It was Eirikr’s turn to narrow his eyes.
“What do you intend to do with her?”
Kolrson raised his brow as if insulted by the question. “Why, take her back into her loving home and tend to any damage inflicted by her little adventure.”
Growling, Eirikr raised an arm to point at his father. “You will not hurt her, old man.” His deep voice rumbled the unspoken threat.
“Oh? Shall I send Sten and his men to fetch her?” Kolrson gazed down into his goblet, nonchalant.
A chill ran down Eirikr’s spine. His voice trembled beneath its touch. “You wouldn’t dare send that beast after your own daughter.”
“It’s in her best interests, you know, Eirikr. To protect her from herself.”

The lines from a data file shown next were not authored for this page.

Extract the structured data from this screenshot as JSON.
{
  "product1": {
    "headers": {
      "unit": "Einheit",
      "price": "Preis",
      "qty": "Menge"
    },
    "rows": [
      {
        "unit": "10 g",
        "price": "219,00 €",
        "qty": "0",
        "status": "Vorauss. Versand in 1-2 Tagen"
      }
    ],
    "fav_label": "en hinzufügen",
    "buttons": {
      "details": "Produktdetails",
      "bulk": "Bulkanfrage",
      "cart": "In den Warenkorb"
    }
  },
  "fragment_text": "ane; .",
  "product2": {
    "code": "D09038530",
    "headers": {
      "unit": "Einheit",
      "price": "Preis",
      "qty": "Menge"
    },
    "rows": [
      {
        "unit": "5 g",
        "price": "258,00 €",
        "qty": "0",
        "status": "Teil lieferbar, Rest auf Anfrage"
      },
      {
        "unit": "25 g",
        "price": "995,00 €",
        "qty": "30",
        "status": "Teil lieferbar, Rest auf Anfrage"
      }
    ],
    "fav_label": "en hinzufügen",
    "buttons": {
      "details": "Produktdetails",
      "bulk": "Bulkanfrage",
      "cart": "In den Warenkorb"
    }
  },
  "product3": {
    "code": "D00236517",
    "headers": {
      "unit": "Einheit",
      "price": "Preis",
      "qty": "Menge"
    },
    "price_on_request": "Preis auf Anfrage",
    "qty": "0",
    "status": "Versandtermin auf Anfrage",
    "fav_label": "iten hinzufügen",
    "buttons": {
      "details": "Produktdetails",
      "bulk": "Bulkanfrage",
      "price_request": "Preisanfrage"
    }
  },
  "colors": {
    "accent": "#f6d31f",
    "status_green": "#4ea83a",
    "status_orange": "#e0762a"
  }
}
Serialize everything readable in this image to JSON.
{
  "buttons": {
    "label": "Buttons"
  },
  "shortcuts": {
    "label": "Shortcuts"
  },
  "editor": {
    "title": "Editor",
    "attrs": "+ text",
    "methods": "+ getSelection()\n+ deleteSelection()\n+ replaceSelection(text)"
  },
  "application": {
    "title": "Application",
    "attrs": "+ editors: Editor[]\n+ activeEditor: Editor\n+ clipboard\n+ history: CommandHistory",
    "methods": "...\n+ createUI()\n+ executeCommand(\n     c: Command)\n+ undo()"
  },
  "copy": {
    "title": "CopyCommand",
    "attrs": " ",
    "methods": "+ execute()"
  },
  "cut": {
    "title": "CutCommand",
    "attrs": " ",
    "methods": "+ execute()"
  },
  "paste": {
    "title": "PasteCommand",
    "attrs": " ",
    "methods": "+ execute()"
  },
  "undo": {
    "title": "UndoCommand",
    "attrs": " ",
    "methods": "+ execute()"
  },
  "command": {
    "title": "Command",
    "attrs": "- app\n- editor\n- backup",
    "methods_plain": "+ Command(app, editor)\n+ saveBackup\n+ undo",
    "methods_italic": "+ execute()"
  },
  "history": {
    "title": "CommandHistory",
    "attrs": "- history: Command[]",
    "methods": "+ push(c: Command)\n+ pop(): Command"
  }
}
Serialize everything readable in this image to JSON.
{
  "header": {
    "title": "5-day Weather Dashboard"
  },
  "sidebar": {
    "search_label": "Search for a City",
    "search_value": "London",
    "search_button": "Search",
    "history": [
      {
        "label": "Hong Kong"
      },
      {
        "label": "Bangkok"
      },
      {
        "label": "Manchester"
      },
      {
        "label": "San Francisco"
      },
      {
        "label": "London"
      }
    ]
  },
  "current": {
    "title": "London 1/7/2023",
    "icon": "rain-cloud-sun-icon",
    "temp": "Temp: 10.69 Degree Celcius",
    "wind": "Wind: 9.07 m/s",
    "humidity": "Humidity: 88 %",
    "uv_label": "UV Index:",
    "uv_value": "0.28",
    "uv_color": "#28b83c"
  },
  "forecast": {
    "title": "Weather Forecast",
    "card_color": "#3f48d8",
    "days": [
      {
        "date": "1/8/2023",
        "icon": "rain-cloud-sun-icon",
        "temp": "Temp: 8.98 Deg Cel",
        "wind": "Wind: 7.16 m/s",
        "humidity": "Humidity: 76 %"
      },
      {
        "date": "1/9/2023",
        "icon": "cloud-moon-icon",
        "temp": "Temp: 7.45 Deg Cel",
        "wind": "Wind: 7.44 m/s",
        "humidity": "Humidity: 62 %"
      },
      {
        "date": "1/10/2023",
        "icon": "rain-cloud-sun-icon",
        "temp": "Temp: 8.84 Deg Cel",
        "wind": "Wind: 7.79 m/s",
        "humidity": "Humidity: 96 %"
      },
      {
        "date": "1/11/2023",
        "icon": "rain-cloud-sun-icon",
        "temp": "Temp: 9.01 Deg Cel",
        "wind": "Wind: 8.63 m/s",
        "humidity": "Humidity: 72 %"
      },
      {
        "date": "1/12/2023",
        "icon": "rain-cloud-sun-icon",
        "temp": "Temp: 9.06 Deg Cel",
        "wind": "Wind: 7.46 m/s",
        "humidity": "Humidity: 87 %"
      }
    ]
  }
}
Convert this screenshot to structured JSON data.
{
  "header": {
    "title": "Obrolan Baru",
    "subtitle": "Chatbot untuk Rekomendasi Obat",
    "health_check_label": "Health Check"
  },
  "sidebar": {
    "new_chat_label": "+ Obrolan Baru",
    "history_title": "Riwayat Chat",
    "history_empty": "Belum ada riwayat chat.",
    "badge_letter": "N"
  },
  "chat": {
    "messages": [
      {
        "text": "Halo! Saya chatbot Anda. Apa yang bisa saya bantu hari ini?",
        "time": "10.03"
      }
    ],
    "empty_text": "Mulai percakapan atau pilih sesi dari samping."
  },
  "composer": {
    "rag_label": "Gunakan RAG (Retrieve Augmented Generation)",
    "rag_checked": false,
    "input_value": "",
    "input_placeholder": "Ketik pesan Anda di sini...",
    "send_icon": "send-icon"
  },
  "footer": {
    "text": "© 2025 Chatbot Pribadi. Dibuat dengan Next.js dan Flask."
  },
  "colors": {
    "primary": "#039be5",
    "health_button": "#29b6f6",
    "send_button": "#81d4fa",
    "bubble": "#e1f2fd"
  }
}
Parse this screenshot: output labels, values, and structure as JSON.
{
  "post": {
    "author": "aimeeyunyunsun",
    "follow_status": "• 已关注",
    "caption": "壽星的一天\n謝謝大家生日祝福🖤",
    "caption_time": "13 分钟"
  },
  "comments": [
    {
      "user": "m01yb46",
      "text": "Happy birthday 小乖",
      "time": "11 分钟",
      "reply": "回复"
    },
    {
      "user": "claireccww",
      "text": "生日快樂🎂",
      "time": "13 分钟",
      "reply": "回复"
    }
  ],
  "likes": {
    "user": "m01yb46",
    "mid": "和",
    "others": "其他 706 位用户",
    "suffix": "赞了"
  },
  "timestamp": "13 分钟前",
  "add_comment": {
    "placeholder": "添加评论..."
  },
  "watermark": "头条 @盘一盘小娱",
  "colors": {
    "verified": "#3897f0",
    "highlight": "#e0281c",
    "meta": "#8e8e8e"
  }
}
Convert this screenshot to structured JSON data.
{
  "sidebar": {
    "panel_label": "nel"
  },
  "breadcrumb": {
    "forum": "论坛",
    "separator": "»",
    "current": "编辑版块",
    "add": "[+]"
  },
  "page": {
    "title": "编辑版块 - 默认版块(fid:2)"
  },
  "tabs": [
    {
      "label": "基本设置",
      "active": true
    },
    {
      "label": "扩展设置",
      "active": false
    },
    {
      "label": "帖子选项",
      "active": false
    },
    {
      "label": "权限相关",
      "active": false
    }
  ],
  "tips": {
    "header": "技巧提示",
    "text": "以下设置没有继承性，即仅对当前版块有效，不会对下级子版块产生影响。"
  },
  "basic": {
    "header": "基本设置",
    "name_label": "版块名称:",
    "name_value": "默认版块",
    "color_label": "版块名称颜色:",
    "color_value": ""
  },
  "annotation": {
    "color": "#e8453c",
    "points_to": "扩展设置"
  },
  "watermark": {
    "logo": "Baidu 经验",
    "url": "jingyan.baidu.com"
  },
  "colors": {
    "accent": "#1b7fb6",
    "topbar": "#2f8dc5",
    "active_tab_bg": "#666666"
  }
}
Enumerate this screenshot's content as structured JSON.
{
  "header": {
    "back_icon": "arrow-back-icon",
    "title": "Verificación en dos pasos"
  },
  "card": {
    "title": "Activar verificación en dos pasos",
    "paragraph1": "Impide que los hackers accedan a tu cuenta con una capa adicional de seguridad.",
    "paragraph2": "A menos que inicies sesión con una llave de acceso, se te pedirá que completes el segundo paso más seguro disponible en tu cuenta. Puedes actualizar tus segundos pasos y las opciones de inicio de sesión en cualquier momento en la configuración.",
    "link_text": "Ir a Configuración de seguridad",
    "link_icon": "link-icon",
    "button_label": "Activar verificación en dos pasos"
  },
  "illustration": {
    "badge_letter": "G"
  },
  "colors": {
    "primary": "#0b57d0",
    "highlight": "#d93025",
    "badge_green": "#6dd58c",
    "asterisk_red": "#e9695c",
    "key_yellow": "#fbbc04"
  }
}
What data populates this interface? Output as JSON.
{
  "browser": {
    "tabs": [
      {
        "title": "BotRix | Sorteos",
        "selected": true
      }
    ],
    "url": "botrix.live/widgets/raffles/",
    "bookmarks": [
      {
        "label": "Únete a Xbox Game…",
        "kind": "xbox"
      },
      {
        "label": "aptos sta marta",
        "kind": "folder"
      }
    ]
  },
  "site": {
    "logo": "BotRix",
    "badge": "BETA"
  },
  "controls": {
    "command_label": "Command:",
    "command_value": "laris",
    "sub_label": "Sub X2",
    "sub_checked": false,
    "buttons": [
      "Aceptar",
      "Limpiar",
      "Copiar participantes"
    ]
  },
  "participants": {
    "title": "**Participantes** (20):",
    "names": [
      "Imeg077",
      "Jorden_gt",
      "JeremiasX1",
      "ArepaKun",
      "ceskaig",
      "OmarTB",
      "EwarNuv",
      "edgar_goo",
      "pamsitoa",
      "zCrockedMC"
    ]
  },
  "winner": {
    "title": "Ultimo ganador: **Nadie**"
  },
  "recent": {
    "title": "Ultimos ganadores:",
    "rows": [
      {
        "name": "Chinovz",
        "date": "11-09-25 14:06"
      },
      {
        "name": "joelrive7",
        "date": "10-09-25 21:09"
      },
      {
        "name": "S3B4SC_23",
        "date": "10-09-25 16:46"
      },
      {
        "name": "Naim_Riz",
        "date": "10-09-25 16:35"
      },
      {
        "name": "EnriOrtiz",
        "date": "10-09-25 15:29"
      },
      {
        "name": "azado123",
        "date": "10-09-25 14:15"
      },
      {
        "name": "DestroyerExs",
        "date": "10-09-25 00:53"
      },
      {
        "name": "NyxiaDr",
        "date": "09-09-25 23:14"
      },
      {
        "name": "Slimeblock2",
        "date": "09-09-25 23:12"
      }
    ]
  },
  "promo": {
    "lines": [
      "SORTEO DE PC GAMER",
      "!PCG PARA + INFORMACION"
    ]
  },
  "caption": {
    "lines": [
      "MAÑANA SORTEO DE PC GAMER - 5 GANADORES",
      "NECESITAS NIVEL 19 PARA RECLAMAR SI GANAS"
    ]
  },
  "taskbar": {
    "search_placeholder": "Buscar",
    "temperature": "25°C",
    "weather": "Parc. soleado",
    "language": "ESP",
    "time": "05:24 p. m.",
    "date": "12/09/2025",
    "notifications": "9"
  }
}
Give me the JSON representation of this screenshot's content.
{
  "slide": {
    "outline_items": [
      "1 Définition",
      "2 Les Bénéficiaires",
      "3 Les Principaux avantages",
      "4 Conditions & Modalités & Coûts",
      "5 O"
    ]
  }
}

“You’d allow that man to touch your daughter? How could you?” Eirikr’s entire being was strung to its limits. His fists clenched and unclenched at his sides as he glared at his father with pure hatred.
“Why, if you will not go, who else can I depend on?” Kolrson set the goblet upside-down on the sidebar and slid a hand into his vest pocket. “I am only looking out for her best interests, Eirikr.” He smiled, even white teeth gleaming.
“Your only interests are your own,” Eirikr snapped. Through clenched teeth, he snarled, “How soon will the team be ready?”
“You will go alone. Faster. You are good on the trail, you will find your way.”
“Does anyone know where they were heading?”
“Aye. Far to the West. Eriador, I believe.”
Eirikr blinked, stunned. “Eriador? So far west?” His thoughts roamed to Ninim and his work in Lake-town. “A journey like that would take at least ten months. And that is not including the time it would take to find her.”
“It must be done, Eirikr.”
“I cannot go.”
Kolrson laid a heavy stare on his son. “You have already run away from your family obligations, Eirikr. Abiorn will die, and if he survives to take control of the business, he will make a poor merchant. He is too soft.” A silence stretched between them only to be broken by the angry breaths of the son. “You owe me this, Eirikr. Bring her back.”